Extracted material Start Marker
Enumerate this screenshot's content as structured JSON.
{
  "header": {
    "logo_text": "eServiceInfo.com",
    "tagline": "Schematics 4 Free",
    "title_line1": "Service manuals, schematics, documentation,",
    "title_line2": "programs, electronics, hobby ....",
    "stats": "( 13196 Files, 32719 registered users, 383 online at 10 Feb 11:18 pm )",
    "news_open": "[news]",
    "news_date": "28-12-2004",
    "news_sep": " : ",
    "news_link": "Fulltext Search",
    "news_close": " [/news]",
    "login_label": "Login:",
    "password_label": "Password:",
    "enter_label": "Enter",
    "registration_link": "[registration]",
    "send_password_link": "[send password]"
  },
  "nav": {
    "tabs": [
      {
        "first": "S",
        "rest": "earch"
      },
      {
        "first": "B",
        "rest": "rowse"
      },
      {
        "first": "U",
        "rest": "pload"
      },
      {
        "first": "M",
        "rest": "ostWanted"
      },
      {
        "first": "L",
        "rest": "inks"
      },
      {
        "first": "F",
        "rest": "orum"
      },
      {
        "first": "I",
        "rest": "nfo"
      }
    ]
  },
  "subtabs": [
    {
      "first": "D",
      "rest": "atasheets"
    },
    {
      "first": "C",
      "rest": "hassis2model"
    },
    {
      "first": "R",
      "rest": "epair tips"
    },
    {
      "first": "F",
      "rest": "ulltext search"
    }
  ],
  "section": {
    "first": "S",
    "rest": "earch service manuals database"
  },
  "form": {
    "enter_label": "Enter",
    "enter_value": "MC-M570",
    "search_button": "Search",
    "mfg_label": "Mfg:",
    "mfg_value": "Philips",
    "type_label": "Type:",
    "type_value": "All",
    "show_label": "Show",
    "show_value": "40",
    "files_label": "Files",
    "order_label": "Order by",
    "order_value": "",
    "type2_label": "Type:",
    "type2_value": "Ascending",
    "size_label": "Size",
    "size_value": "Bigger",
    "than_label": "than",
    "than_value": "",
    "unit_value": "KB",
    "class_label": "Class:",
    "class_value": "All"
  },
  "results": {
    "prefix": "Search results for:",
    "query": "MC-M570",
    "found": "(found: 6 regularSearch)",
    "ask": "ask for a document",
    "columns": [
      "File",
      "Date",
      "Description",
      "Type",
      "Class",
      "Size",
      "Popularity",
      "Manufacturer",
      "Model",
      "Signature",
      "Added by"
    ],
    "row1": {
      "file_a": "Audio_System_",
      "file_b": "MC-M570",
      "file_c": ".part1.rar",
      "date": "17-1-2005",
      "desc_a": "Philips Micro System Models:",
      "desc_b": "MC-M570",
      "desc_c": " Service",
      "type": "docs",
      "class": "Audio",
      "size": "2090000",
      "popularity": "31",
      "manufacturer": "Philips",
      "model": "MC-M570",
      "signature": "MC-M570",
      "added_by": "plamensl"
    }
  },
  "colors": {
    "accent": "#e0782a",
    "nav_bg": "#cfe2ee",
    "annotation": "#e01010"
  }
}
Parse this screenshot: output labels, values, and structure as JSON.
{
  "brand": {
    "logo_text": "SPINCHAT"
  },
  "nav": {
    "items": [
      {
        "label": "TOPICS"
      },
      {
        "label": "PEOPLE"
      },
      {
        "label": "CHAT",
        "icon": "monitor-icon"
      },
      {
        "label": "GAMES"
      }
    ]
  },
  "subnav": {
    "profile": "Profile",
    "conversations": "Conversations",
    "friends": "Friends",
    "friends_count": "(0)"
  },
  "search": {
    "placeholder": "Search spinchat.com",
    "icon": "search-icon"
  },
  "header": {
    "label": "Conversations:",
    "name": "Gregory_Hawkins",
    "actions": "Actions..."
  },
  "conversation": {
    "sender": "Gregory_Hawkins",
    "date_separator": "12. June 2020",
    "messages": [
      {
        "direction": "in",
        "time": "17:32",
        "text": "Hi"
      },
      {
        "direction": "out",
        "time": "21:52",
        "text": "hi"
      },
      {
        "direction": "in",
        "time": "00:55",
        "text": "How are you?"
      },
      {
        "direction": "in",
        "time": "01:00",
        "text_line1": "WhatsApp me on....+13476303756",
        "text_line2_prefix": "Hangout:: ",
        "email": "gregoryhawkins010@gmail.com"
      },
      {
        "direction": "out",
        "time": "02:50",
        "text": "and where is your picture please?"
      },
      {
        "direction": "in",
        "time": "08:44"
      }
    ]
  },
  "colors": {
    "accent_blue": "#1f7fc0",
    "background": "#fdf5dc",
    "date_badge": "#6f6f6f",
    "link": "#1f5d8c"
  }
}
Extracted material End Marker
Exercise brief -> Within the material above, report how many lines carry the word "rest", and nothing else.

Result -> 12